I still wasn't convinced though, I wanted to see what her other film looked like. So one night me and some of the guys 'borrowed' a VCR from a location that will remain forever undisclosed, and barricaded ourselves in a room to watch the film. To our surprise, we liked it.

Now I was raised by my family that regardless of time and gradualism you must not EVER forget those who have defended our country. I was taught to stop and really think hard about the details entailed in a soldier's experiences. To give them respect and always say thank you no matter when they served.

In the coming days, at Fort Dix, waiting to deploy to Iraq, I went from skeptical about taking part to having a vision of someone sitting in front of a screen someday watching us, hearing our story and seeing some of our sacrifices. I thought, this would be so great for not only the history of New Hampshire and Charlie Co., but for the families of every soldier serving in Iraq and Afghanistan. It will portray the actual life and events involved in being a soldier today.
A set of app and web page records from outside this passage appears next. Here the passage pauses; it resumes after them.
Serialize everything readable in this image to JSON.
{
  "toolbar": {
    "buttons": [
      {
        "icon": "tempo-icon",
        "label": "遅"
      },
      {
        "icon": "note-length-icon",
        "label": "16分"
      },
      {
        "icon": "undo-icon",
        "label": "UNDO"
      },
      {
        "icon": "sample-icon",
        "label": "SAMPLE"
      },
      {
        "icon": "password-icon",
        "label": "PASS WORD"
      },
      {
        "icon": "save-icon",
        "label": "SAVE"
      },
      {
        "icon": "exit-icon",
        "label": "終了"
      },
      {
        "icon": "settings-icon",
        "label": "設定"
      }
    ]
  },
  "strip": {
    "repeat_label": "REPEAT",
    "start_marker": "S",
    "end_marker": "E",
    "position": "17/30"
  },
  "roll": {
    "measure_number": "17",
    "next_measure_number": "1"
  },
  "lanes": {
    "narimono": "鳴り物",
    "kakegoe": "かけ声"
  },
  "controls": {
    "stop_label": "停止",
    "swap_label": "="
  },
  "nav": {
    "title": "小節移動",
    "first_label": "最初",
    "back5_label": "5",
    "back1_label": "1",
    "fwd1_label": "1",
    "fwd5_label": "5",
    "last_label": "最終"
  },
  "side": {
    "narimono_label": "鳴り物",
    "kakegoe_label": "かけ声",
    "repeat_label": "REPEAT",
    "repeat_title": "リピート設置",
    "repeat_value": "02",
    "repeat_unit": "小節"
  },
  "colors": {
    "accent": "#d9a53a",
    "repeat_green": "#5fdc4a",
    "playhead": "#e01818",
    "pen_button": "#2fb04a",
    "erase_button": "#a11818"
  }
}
So I made up my mind, I became one of the Soldiers with Cameras. I then began a LONG ass year of running not one, but several cameras as much as possible. I made mounts out of anything I could find. I used pipes for brackets and bungee cords. I attached the cameras to everything and anything. Actually the film should be called "Velcro, Duct Tape, and Guts" now that I think about it, but more on that later...

Mike Moriarty